- Adequate standard of living (article 27).
Rights of participation. These articles include children’s rights to:
- Respect for the views of the child (article 12)
- Freedom of expression (article 13)
- Freedom of thought, conscience, and religion (article 14)
- Freedom of Association (article 15)
One of the myths associated with the promotion of children’s rights is the belief that promoting children’s rights leads to a simultaneous limitation on parents’ rights, or that the promotion of children’s rights is synonymous with children “getting their own way”. However, this is an erroneous perception since within the text of the Convention on the Rights of the Child there is provision for the parents’ right to provide parental guidance. Consequently, the Convention does not take responsibility for children away from their parents. In fact, parents maintain their right to direct and guide their children. Additionally, it is envisioned that parents will assist with the protection of their children’s rights until the children are old enough to make their own decisions.
Article 5 of the Convention on the Rights of the Child says:
“States Parties shall respect the responsibilities, rights and duties of parents or, where applicable, the members of the extended family or community as provided for by local custom, legal guardians or other persons legally responsible for the child, to provide in a manner consistent with the evolving capacities of the child, appropriate direction and guidance in the exercise by the child of the rights recognised in the present Convention.”

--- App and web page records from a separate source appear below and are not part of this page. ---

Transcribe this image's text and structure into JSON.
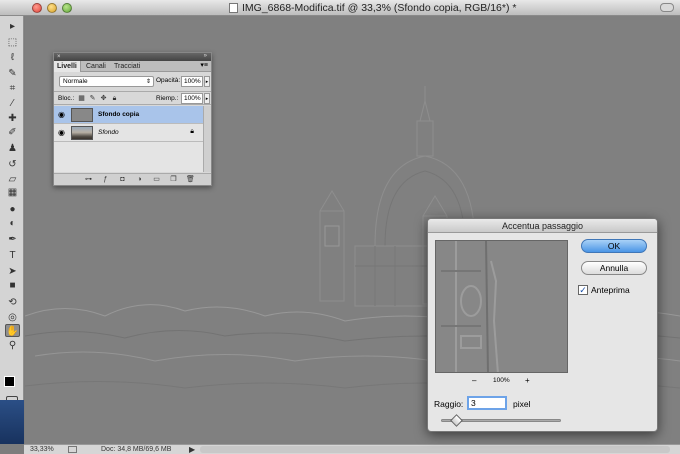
{
  "window": {
    "title": "IMG_6868-Modifica.tif @ 33,3% (Sfondo copia, RGB/16*) *"
  },
  "tools": [
    {
      "icon": "move-tool-icon",
      "glyph": "▸"
    },
    {
      "icon": "marquee-tool-icon",
      "glyph": "⬚"
    },
    {
      "icon": "lasso-tool-icon",
      "glyph": "ℓ"
    },
    {
      "icon": "quick-selection-icon",
      "glyph": "✎"
    },
    {
      "icon": "crop-tool-icon",
      "glyph": "⌗"
    },
    {
      "icon": "eyedropper-icon",
      "glyph": "⁄"
    },
    {
      "icon": "healing-brush-icon",
      "glyph": "✚"
    },
    {
      "icon": "brush-tool-icon",
      "glyph": "✐"
    },
    {
      "icon": "clone-stamp-icon",
      "glyph": "♟"
    },
    {
      "icon": "history-brush-icon",
      "glyph": "↺"
    },
    {
      "icon": "eraser-icon",
      "glyph": "▱"
    },
    {
      "icon": "gradient-tool-icon",
      "glyph": "▦"
    },
    {
      "icon": "blur-tool-icon",
      "glyph": "●"
    },
    {
      "icon": "dodge-tool-icon",
      "glyph": "◐"
    },
    {
      "icon": "pen-tool-icon",
      "glyph": "✒"
    },
    {
      "icon": "type-tool-icon",
      "glyph": "T"
    },
    {
      "icon": "path-selection-icon",
      "glyph": "➤"
    },
    {
      "icon": "shape-tool-icon",
      "glyph": "■"
    },
    {
      "icon": "3d-rotate-icon",
      "glyph": "⟲"
    },
    {
      "icon": "3d-orbit-icon",
      "glyph": "◎"
    },
    {
      "icon": "hand-tool-icon",
      "glyph": "✋"
    },
    {
      "icon": "zoom-tool-icon",
      "glyph": "⚲"
    }
  ],
  "status": {
    "zoom": "33,33%",
    "doc_info": "Doc: 34,8 MB/69,6 MB"
  },
  "layers_panel": {
    "tabs": [
      "Livelli",
      "Canali",
      "Tracciati"
    ],
    "blend_mode": "Normale",
    "opacity_label": "Opacità:",
    "opacity_value": "100%",
    "lock_label": "Bloc.:",
    "fill_label": "Riemp.:",
    "fill_value": "100%",
    "layers": [
      {
        "name": "Sfondo copia",
        "selected": true
      },
      {
        "name": "Sfondo",
        "selected": false
      }
    ]
  },
  "dialog": {
    "title": "Accentua passaggio",
    "ok_label": "OK",
    "cancel_label": "Annulla",
    "preview_label": "Anteprima",
    "preview_checked": true,
    "zoom_minus": "–",
    "zoom_pct": "100%",
    "zoom_plus": "+",
    "radius_label": "Raggio:",
    "radius_value": "3",
    "radius_unit": "pixel"
  },
  "colors": {
    "canvas_bg": "#808080",
    "selected_layer": "#a9c4ea",
    "ok_button": "#4a95e6"
  }
}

Parents therefore have the right to make decisions about how they raise their children, without interference, unless there are very good reasons and the child's wellbeing is at risk.

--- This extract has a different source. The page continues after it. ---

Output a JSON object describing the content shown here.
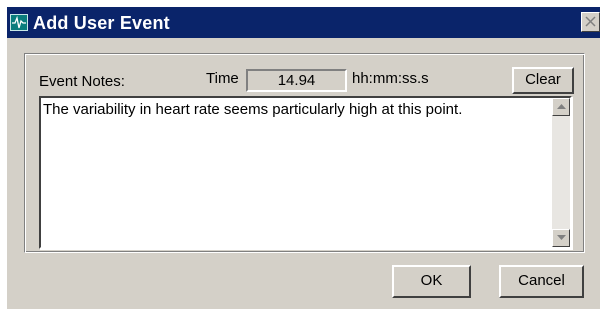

Article 18 of the Convention says:
“States Parties shall use their best efforts to ensure recognition of the principle that both parents have common responsibilities for the upbringing and development of the child. Parents or, as the case may be, legal guardians, have the primary responsibility for the upbringing and development of the child. The best interests of the child will be their basic concern.
For the purpose of guaranteeing and promoting the rights set forth in the present Convention, States Parties shall render appropriate assistance to parents and legal guardians in the performance of their child-rearing responsibilities and shall ensure the development of institutions, facilities and services for the care of children.
States Parties shall take all appropriate measures to ensure that children of working parents have the right to benefit from child-care services and facilities for which they are eligible.”
Thus, there is a clear recognition within the text of the Convention that parents have primary responsibility for the child’s care and development and that States are to provide assistance to parents in the performance of their duties and responsibilities towards their children.
Additionally, there are other provisions within the Convention on the Rights of the Child which acknowledge the role of parents in ensuring children’s rights are secured. These include:
Article 9 – this addresses children’s rights to live with their parents and to stay in contact with their parents (unless it is not in the best interests of the child).
Article 10 – this addresses the need for family reunification so that family members who live in different countries should be allowed to move between those countries so that parents and children can remain in contact.
Even within the Children’s Authority Act, Chap 46:10, at section 6 of the Act, there is an express acknowledgment of parents’ right to be heard and their right to a fair hearing, particularly as concerns child protection proceedings. Therefore, in proceedings being heard as it relates to the care and protection of a child, parents will be given an opportunity to present their views.
Points to Note:
- Both parents and children have rights and responsibilities
- As the parent you have the right to make decisions as to your child’s upbringing which would include the right to set reasonable limits
- Children having rights is not synonymous with you losing yours
- Parents play an integral role in ensuring children learn to use their rights properly
- In matters concerning your children, you have the right to express your views and you also have the right to a fair hearing